** GIVEN RECORDS follows **

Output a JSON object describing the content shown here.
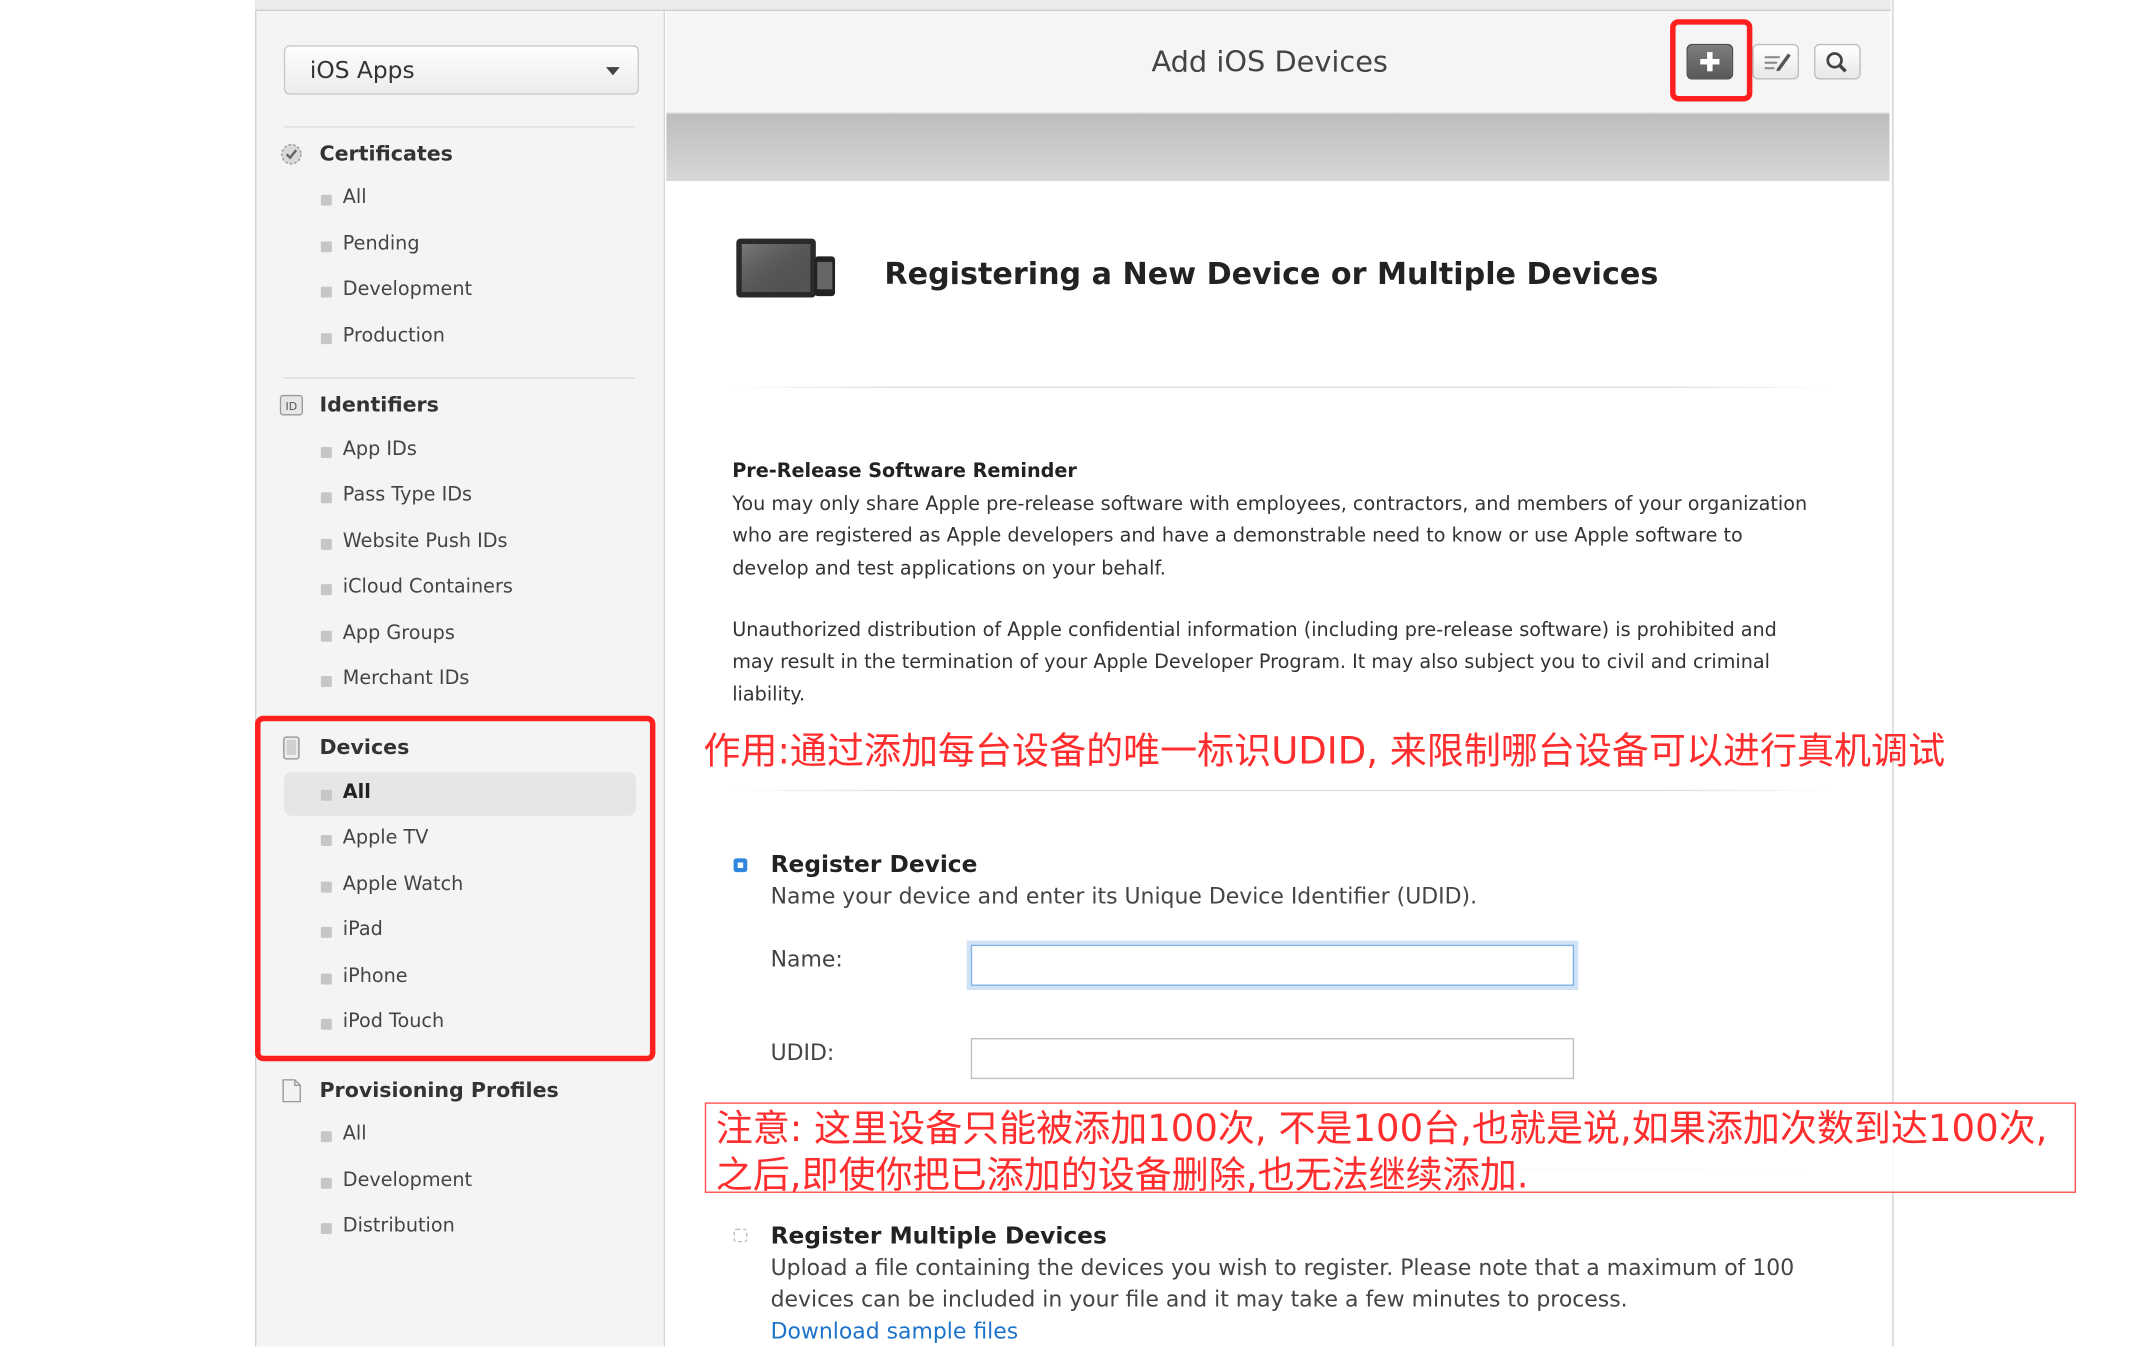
{
  "sidebar": {
    "platform_label": "iOS Apps",
    "sections": [
      {
        "title": "Certificates",
        "icon": "certificate-icon",
        "items": [
          "All",
          "Pending",
          "Development",
          "Production"
        ]
      },
      {
        "title": "Identifiers",
        "icon": "id-badge-icon",
        "items": [
          "App IDs",
          "Pass Type IDs",
          "Website Push IDs",
          "iCloud Containers",
          "App Groups",
          "Merchant IDs"
        ]
      },
      {
        "title": "Devices",
        "icon": "device-icon",
        "items": [
          "All",
          "Apple TV",
          "Apple Watch",
          "iPad",
          "iPhone",
          "iPod Touch"
        ],
        "active_item": "All"
      },
      {
        "title": "Provisioning Profiles",
        "icon": "document-icon",
        "items": [
          "All",
          "Development",
          "Distribution"
        ]
      }
    ]
  },
  "header": {
    "title": "Add iOS Devices",
    "buttons": [
      "add-icon",
      "edit-icon",
      "search-icon"
    ]
  },
  "main": {
    "title": "Registering a New Device or Multiple Devices",
    "reminder_title": "Pre-Release Software Reminder",
    "reminder_text": "You may only share Apple pre-release software with employees, contractors, and members of your organization who are registered as Apple developers and have a demonstrable need to know or use Apple software to develop and test applications on your behalf.",
    "unauthorized_text": "Unauthorized distribution of Apple confidential information (including pre-release software) is prohibited and may result in the termination of your Apple Developer Program. It may also subject you to civil and criminal liability.",
    "register_device": {
      "title": "Register Device",
      "description": "Name your device and enter its Unique Device Identifier (UDID).",
      "name_label": "Name:",
      "name_value": "",
      "udid_label": "UDID:",
      "udid_value": ""
    },
    "register_multiple": {
      "title": "Register Multiple Devices",
      "description": "Upload a file containing the devices you wish to register. Please note that a maximum of 100 devices can be included in your file and it may take a few minutes to process.",
      "link": "Download sample files"
    }
  },
  "annotations": {
    "note1": "作用:通过添加每台设备的唯一标识UDID, 来限制哪台设备可以进行真机调试",
    "note2": "注意: 这里设备只能被添加100次, 不是100台,也就是说,如果添加次数到达100次,之后,即使你把已添加的设备删除,也无法继续添加.",
    "highlight_color": "#ff1f1f"
  }
}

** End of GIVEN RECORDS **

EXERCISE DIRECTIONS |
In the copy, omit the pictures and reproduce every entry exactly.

FINISHED EXERCISE |
Output a JSON object describing the content shown here.
{
  "sidebar": {
    "platform_label": "iOS Apps",
    "sections": [
      {
        "title": "Certificates",
        "icon": "certificate-icon",
        "items": [
          "All",
          "Pending",
          "Development",
          "Production"
        ]
      },
      {
        "title": "Identifiers",
        "icon": "id-badge-icon",
        "items": [
          "App IDs",
          "Pass Type IDs",
          "Website Push IDs",
          "iCloud Containers",
          "App Groups",
          "Merchant IDs"
        ]
      },
      {
        "title": "Devices",
        "icon": "device-icon",
        "items": [
          "All",
          "Apple TV",
          "Apple Watch",
          "iPad",
          "iPhone",
          "iPod Touch"
        ],
        "active_item": "All"
      },
      {
        "title": "Provisioning Profiles",
        "icon": "document-icon",
        "items": [
          "All",
          "Development",
          "Distribution"
        ]
      }
    ]
  },
  "header": {
    "title": "Add iOS Devices",
    "buttons": [
      "add-icon",
      "edit-icon",
      "search-icon"
    ]
  },
  "main": {
    "title": "Registering a New Device or Multiple Devices",
    "reminder_title": "Pre-Release Software Reminder",
    "reminder_text": "You may only share Apple pre-release software with employees, contractors, and members of your organization who are registered as Apple developers and have a demonstrable need to know or use Apple software to develop and test applications on your behalf.",
    "unauthorized_text": "Unauthorized distribution of Apple confidential information (including pre-release software) is prohibited and may result in the termination of your Apple Developer Program. It may also subject you to civil and criminal liability.",
    "register_device": {
      "title": "Register Device",
      "description": "Name your device and enter its Unique Device Identifier (UDID).",
      "name_label": "Name:",
      "name_value": "",
      "udid_label": "UDID:",
      "udid_value": ""
    },
    "register_multiple": {
      "title": "Register Multiple Devices",
      "description": "Upload a file containing the devices you wish to register. Please note that a maximum of 100 devices can be included in your file and it may take a few minutes to process.",
      "link": "Download sample files"
    }
  },
  "annotations": {
    "note1": "作用:通过添加每台设备的唯一标识UDID, 来限制哪台设备可以进行真机调试",
    "note2": "注意: 这里设备只能被添加100次, 不是100台,也就是说,如果添加次数到达100次,之后,即使你把已添加的设备删除,也无法继续添加.",
    "highlight_color": "#ff1f1f"
  }
}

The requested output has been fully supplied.